### What you have to do
Look through the entries. Copy each line that has the word "emoji".

..........

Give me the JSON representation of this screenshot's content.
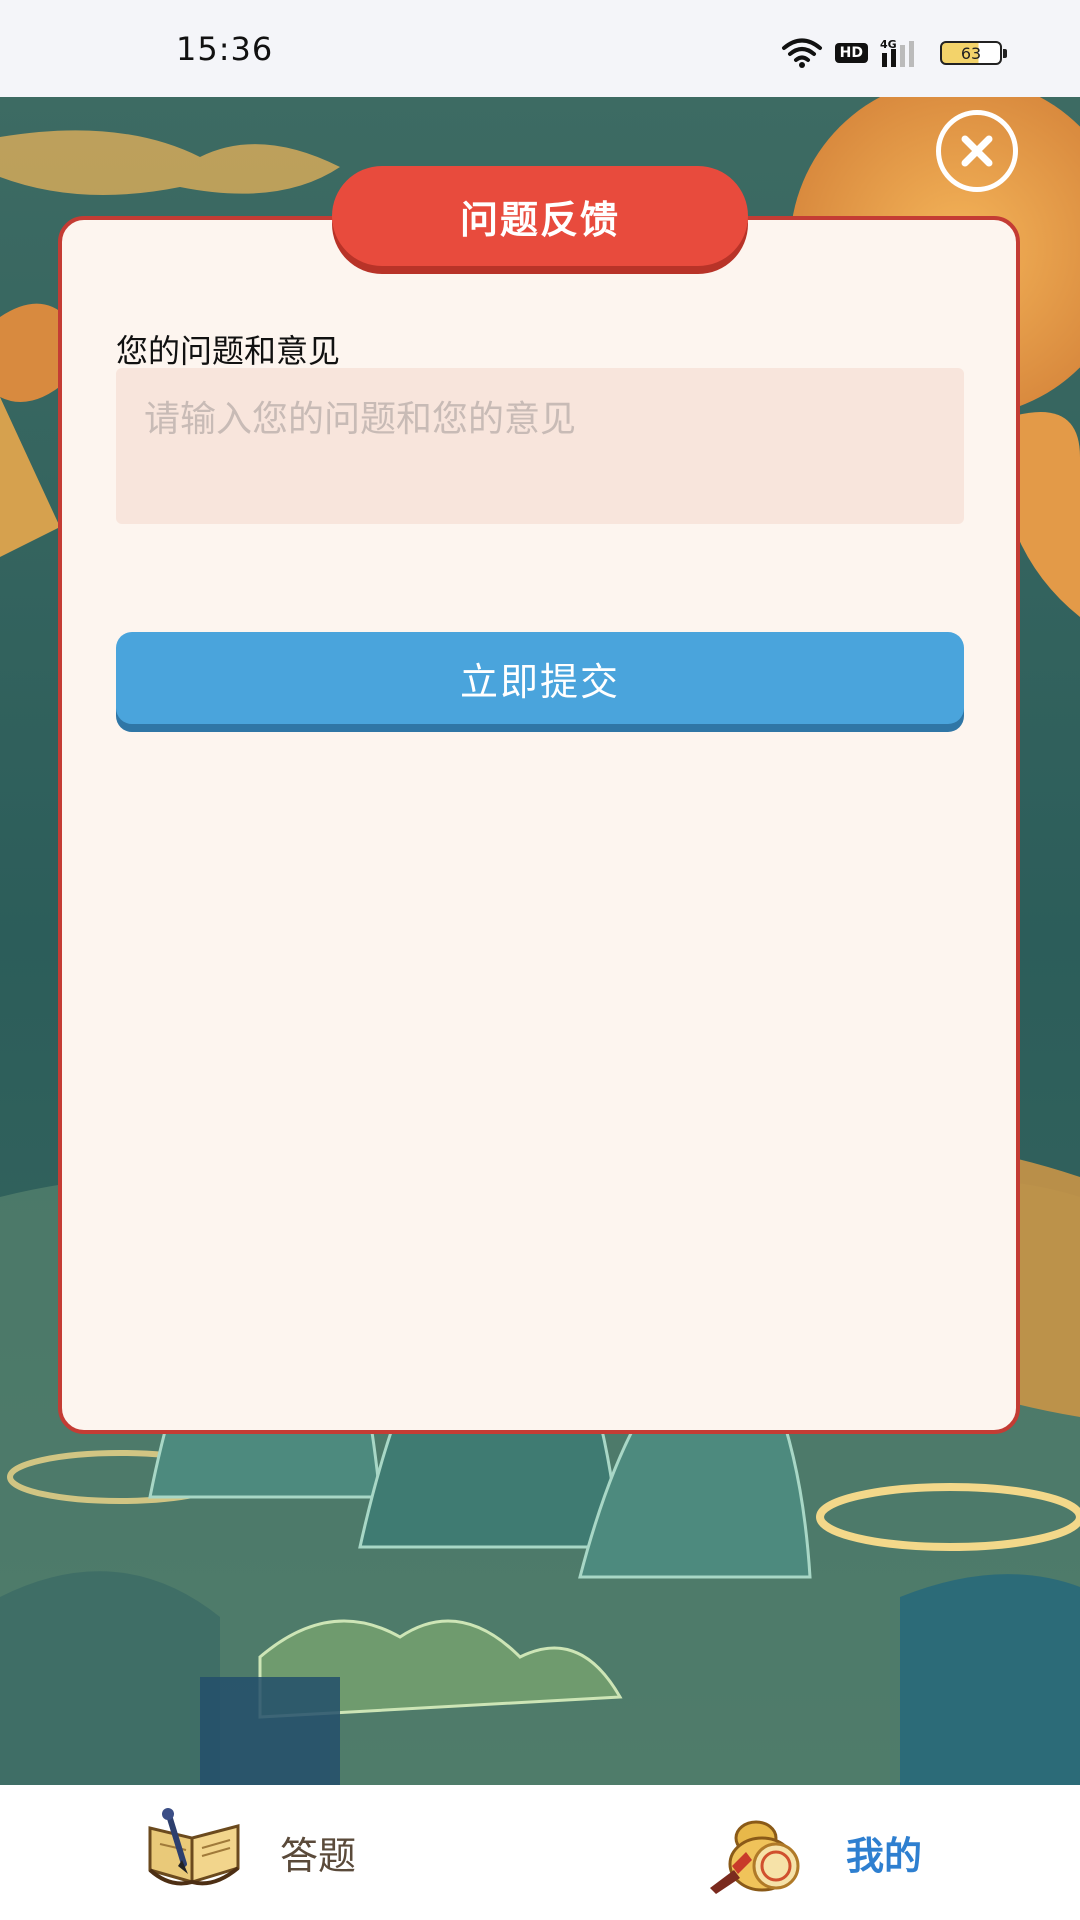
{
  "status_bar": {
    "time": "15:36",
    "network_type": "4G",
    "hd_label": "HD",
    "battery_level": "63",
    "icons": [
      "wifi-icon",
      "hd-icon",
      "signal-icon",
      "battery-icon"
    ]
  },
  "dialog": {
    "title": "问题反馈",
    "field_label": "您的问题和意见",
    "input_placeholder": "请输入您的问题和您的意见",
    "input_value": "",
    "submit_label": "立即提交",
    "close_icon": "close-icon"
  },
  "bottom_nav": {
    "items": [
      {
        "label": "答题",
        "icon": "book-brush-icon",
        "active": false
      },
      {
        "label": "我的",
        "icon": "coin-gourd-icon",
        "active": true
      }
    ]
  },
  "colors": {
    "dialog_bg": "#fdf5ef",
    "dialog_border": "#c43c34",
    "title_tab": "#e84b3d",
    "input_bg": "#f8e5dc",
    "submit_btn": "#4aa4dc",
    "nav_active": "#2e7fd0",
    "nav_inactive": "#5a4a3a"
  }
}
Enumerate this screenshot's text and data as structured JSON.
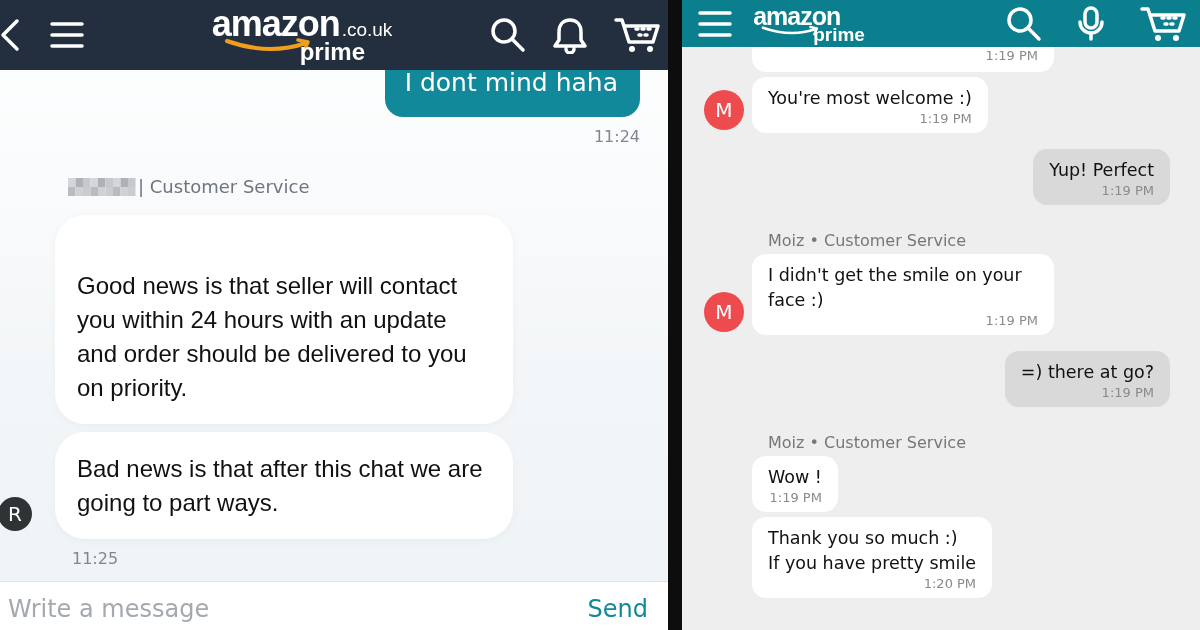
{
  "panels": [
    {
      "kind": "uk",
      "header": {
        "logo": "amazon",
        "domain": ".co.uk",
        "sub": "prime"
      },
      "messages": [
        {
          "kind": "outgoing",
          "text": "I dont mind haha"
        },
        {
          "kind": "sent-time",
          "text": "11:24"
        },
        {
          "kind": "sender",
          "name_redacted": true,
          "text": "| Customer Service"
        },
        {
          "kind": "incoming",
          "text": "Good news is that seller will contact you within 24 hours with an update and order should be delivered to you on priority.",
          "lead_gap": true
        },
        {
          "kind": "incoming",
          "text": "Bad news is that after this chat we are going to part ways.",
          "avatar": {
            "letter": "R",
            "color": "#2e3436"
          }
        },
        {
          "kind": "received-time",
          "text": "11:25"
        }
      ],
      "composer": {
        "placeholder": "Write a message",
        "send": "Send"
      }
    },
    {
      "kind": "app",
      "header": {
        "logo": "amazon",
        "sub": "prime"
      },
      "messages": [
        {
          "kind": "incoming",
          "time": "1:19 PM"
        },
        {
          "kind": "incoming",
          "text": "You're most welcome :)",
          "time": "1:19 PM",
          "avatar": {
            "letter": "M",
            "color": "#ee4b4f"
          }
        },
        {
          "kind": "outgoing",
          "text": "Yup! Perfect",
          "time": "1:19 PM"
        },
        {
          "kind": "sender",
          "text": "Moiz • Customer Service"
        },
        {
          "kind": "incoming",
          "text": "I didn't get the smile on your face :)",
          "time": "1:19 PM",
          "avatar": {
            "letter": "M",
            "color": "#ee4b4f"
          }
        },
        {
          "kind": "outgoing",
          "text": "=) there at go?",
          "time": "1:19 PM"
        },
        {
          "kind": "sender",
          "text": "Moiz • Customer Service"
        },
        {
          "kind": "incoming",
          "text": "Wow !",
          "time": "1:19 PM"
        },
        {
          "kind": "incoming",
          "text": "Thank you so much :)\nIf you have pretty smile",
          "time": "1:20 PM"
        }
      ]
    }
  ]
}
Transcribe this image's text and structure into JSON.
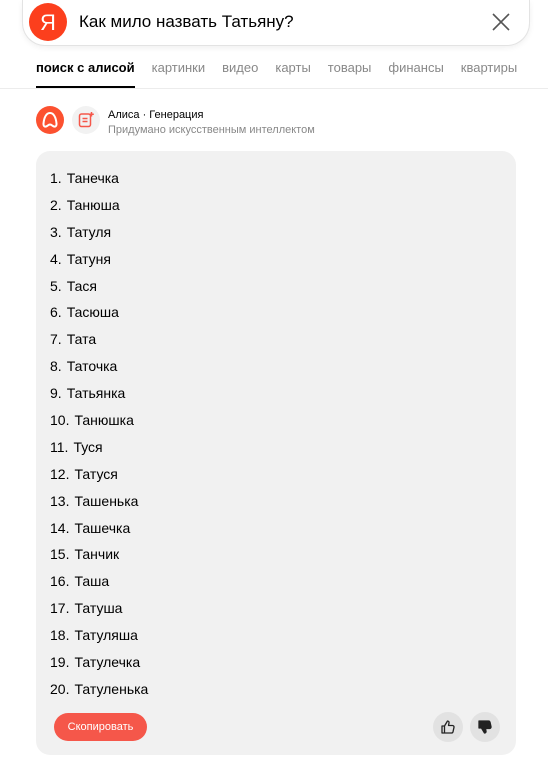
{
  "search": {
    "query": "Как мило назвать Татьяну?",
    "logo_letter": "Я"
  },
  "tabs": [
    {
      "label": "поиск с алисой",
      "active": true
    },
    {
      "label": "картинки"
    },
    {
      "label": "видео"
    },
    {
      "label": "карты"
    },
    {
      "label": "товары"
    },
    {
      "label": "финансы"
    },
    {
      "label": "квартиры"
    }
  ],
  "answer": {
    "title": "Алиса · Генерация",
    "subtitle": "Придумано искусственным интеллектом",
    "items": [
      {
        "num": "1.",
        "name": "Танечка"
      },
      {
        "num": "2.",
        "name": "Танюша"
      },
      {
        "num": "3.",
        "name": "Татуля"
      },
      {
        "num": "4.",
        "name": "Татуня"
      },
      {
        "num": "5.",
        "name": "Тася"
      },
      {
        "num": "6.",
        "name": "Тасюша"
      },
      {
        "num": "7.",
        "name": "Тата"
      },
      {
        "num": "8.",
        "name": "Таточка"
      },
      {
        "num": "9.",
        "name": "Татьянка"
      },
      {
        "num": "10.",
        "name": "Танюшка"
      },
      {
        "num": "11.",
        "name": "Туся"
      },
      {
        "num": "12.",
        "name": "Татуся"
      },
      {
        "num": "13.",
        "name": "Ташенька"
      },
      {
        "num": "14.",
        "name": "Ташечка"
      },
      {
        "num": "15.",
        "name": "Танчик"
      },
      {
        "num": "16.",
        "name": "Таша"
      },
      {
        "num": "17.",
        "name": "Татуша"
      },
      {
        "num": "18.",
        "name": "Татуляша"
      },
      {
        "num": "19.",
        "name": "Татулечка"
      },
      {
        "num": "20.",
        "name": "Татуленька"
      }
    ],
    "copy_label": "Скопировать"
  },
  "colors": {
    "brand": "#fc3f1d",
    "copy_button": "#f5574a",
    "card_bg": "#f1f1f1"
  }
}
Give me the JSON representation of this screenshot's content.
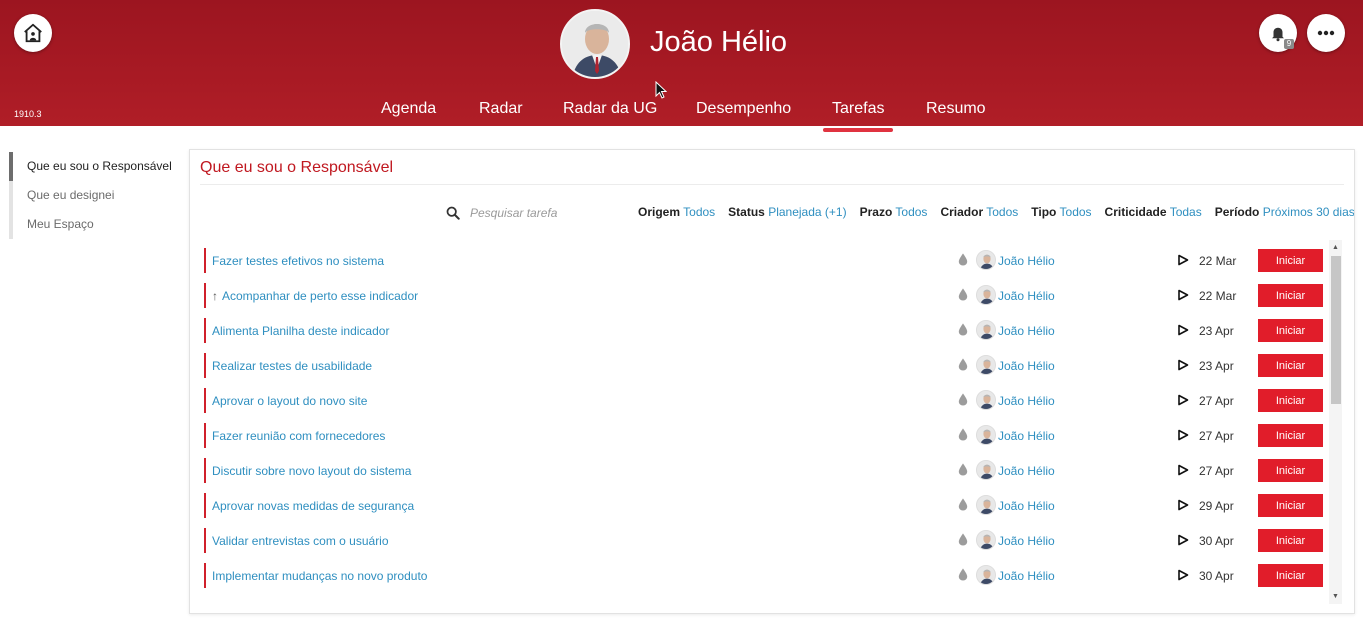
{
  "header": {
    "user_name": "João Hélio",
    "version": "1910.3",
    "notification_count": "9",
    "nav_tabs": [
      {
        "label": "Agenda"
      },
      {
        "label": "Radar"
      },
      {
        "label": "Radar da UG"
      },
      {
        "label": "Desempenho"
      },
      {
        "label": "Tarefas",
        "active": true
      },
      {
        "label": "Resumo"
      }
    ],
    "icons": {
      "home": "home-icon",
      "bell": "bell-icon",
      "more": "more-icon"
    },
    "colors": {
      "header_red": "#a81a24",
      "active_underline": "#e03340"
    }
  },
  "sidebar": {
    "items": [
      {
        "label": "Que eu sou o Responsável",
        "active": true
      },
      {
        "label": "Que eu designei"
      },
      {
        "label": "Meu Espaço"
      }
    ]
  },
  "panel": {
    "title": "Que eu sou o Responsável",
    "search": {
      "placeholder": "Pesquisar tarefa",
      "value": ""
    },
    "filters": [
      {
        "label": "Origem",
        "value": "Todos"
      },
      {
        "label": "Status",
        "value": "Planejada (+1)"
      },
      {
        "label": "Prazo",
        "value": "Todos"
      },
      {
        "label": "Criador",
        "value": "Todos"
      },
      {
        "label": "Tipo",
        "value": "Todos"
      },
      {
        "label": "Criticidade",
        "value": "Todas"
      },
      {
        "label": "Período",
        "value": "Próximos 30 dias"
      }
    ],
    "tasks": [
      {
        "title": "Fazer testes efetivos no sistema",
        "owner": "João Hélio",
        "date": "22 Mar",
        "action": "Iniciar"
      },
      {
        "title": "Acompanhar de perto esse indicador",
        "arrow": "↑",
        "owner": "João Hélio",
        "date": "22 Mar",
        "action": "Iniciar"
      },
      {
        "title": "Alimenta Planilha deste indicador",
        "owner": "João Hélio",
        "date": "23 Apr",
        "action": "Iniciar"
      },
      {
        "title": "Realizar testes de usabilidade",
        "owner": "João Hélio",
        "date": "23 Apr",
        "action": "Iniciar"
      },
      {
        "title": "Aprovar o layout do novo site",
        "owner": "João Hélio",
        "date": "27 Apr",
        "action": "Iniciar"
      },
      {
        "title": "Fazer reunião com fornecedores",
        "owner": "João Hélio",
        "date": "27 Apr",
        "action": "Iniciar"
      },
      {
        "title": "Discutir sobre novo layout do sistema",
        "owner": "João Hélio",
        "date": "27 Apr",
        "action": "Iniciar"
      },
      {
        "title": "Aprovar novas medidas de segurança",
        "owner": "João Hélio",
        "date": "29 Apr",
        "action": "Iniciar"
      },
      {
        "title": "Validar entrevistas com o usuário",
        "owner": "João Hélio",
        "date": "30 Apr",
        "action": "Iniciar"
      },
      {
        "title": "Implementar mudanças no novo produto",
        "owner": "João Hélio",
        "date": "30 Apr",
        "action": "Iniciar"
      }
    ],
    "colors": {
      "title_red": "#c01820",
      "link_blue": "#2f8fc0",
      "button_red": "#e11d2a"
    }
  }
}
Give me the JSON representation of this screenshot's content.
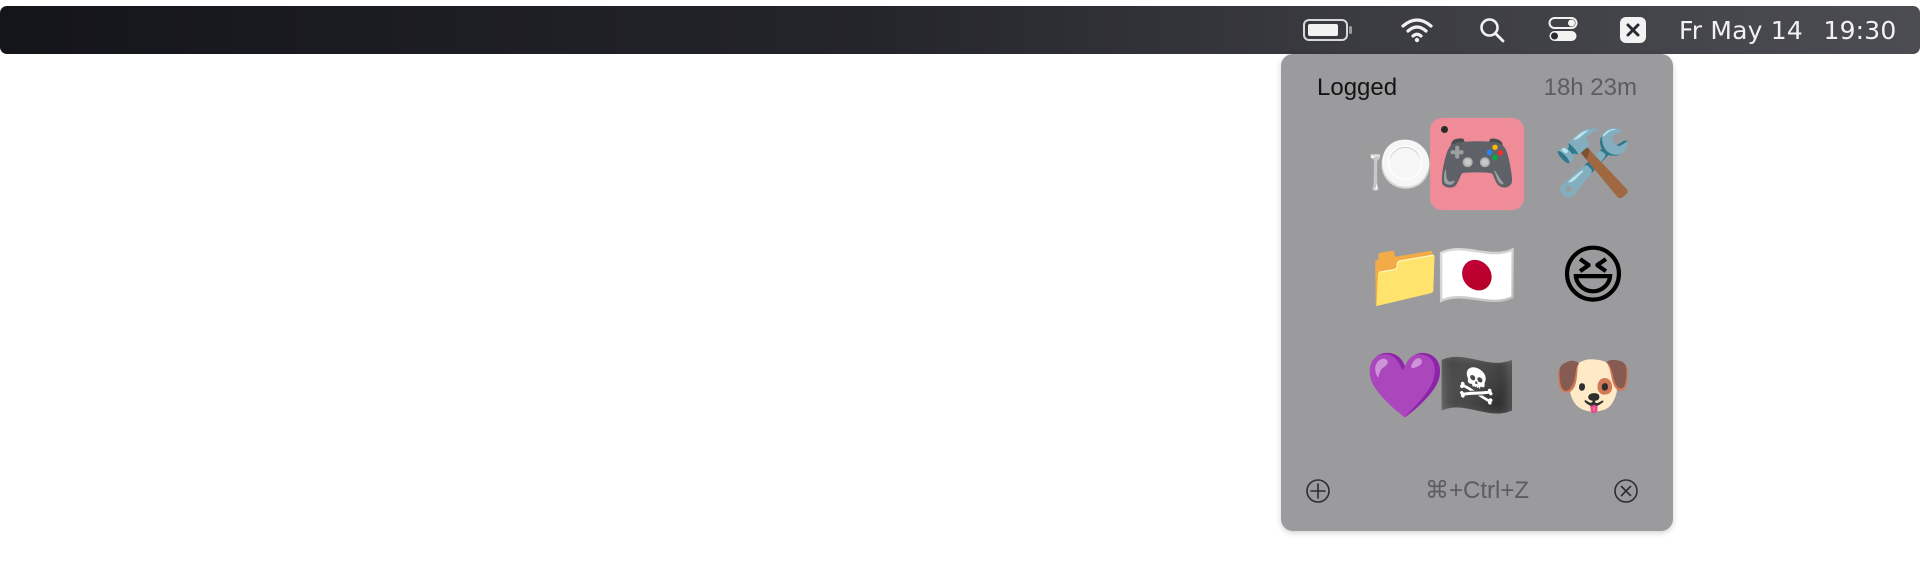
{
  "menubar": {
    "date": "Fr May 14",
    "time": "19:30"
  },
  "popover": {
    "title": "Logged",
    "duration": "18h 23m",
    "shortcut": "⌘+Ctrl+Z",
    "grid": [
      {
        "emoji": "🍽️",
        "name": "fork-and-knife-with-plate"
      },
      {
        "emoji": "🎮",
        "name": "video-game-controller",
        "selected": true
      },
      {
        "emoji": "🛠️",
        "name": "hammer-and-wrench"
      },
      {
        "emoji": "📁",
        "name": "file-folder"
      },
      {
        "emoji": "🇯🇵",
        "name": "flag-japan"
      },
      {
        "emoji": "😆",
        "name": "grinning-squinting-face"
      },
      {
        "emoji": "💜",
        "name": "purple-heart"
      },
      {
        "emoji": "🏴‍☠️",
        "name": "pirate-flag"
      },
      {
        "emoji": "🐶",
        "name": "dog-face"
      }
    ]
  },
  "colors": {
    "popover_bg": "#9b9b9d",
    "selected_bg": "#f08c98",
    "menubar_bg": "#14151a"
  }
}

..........

### Output for this task
        "emoji": "🍽️",
        "emoji": "🎮",
        "emoji": "🛠️",
        "emoji": "📁",
        "emoji": "🇯🇵",
        "emoji": "😆",
        "emoji": "💜",
        "emoji": "🏴‍☠️",
        "emoji": "🐶",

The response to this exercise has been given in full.